Great things are happening for individuals in the disabled community. People who have seated body types and use wheelchairs for mobility are now being featured in commercials, in movies and on television. See this commercial for Back to School clothes from Target:
One of my clients just went to Broadway. Therefore, she will need to have to have more high fashion clothing to wear when she goes out, when she rolls down red carpets, and when she has interviews with the media and other events.
I’m seeing more fashion designers and clothing manufacturers realizing that there’s a large and growing market for better, fashionable and functional clothing for different body types. The market for creating quality clothing for various body types is better than it ever has been.
Today, people who ride in wheelchairs are breaking down many old barriers. They’re becoming more and more successful in many various occupations and are more conscious of finding and buying comfortable clothes with fashion flair and style.
October is National Disability Employment Awareness Month (NDEAM) (http://www.dol.gov/odep/topics/ndeam). Something I want to do in October is to meet and talk to people about how to dress in the work place. I’ve coined the phrase, “disability fashion styling” to address this topic.
Why Fashion Shows Need Models with Different Body Types
One of the fastest growing fields now for people of different body types is modeling, and the need is greater than ever before in the past.
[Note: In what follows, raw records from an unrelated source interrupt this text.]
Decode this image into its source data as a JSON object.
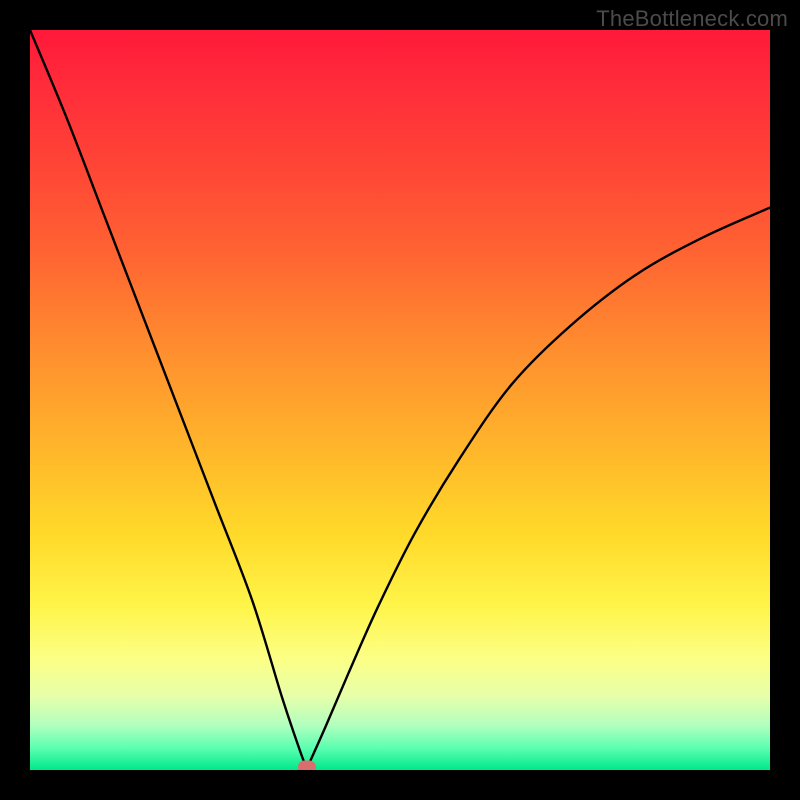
{
  "watermark": "TheBottleneck.com",
  "chart_data": {
    "type": "line",
    "title": "",
    "xlabel": "",
    "ylabel": "",
    "xlim": [
      0,
      100
    ],
    "ylim": [
      0,
      100
    ],
    "grid": false,
    "legend": false,
    "series": [
      {
        "name": "bottleneck-curve",
        "x": [
          0,
          5,
          10,
          15,
          20,
          25,
          30,
          34,
          36,
          37,
          37.5,
          38,
          40,
          43,
          47,
          52,
          58,
          65,
          73,
          82,
          91,
          100
        ],
        "y": [
          100,
          88,
          75,
          62,
          49,
          36,
          23,
          10,
          4,
          1.2,
          0.4,
          1.5,
          6,
          13,
          22,
          32,
          42,
          52,
          60,
          67,
          72,
          76
        ]
      }
    ],
    "marker": {
      "x": 37.4,
      "y": 0.4
    },
    "gradient_stops": [
      {
        "pos": 0,
        "color": "#ff193a"
      },
      {
        "pos": 50,
        "color": "#ffb12b"
      },
      {
        "pos": 80,
        "color": "#fcff86"
      },
      {
        "pos": 100,
        "color": "#00e98c"
      }
    ]
  }
}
We’re seeing more fashion shows featuring clothing for people with some type of disability. These fashion shows aren’t limited just to the United States. I’ve seen fashion shows in India, England and Italy that were inclusive. More people around the world are talking about and creating clothing for people with disabilities than we’ve seen so far in the U.S.
I produced a fashion show called Cur8ble & Runway of Dreams Fashion Project for the 2015 Special Olympics World Summer Games that opened on July 25, 2015, on the UCLA campus, in my hometown of Los Angeles. I used some of the Special Olympic athletes and coaches as models in the fashion show. One-quarter million people were in attendance at the games, and we had the only fashion show at those games on July 26.
What Brands Are Creating Universal Clothing
On my website, you’ll find a brand name list of some of this clothing created especially for you. Click on the names of the brands below to learn more.
- abl denim
- able 2 wear
- ag apparel
- brt adaptive
- boa footwear
- carrie hammer
- disabled gear
- downs designs
- iz adaptive
- kathy d woods
- koolway sports
- nordstrom shoes (single shoe/split shoe services)
- soft clothing
- shoes of prey
- usa jeans
- versa access wear
- wheelie chix-chic
I want the companies I work with to:
- acknowledge that people with disabilities are viable fashion customers, you can’t design for someone you don’t acknowledge.
- listen actively to fashion customers with disabilities, to hear what they have to say about their fashion needs.
- serve by meeting the dressing needs of fashion customers with disabilities, not pitying them, not patronizing them, but serving them and giving the same attention to detail used when designing, marketing, branding, and retailing mainstream fashion lines to design, market, brand and retail fashion lines for fashion customers with disabilities.
About the Author:
John E. Phillips For the last 12 years, John E. Phillips of Vestavia, Alabama, has been a professional blogger for major companies, corporations and tourism associations throughout the nation. During his 24 years as Outdoor Editor for “The Birmingham Post-Herald” newspaper, he published more than 7,000 newspaper columns and sold more than 100,000 of his photos to newspapers, magazines and internet sites. He also hosted a radio show that was syndicated at 27 radio stations; created, wrote and sold a syndicated newspaper column that ran in 38 newspapers for more than a decade; and wrote and sold more than 30 books. Learn more at www.johninthewild.com.